Round two of Chicago’s grand experiment with electric scooters will include fewer than 10 companies and is almost certain to reduce sidewalk clutter by requiring scooters to be parked in docks, corrals or locked public racks, a top mayoral aide said Wednesday.
Transportation Commissioner Gia Biagi lifted the veil on the changes City Hall is seeking during a joint committee hearing on the city’s first electric scooter pilot.
The combined meeting of the City Council’s License and Traffic Committees was the first in a series of outreach efforts to make certain the second round “reflects lessons learned from and the lived experiences of people who were affected by” the first pilot.

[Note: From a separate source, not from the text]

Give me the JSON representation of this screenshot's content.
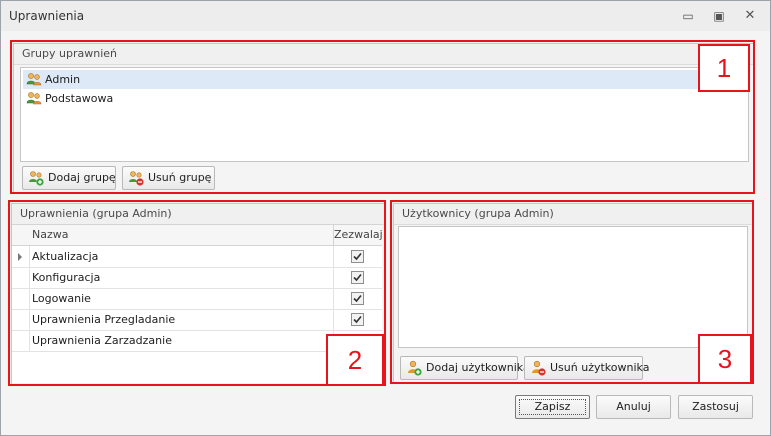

Transportation Commissioner Gia Biagi said the second pilot is likely to begin this summer, but it hasn’t been designed yet, nor has the test area been chosen.
Only those 10 companies from the first pilot will be eligible for the second test, but the field will be narrowed, she said.
“We do think fewer companies makes sense. We’ll need to develop objective criteria to determine how many and which ones. We think this will make our management easier and the vendors more responsive,” Biagi said.
“We want to test new strategies, technologies and equipment to improve safety and comfort of both riders and non-riders, including those with disabilities. We like the idea of a lock-to requirement. These are the kinds of things where you can lock the scooter to something just like you normally would with a bike. That gets it off the sidewalk. That gets it out of the public way. Those technologies are out there.”
Biagi said the city also wants to “increase availability of scooters in priority areas” and “broaden access” for people who are “unbanked or don’t use smart phones.”
“We did make inroads in that. But we think we can do better. It was hard for some folks to sign up,” she said.
Downtown Ald. Brendan Reilly (42nd) said he sees no reason why scooter companies “full of smart people” can’t find a way to disable scooters ridden illegally on Chicago sidewalks.
“Scooters do not belong on sidewalks for exactly the same reason bicycles do not belong on sidewalks,” Reilly said.
“During the pilot — at least my experience in the western end of my ward where the eastern-most boundary [of the pilot area] exists — I hardly ever saw a scooter being used off of a sidewalk. If we’re gonna have a city policy saying you can’t do this on sidewalks, we should make it physically impossible for that to happen.”
Biagi said the city “hasn’t discussed anything” with the scooter companies yet. But, she added: “We are very interested in these kinds of things.”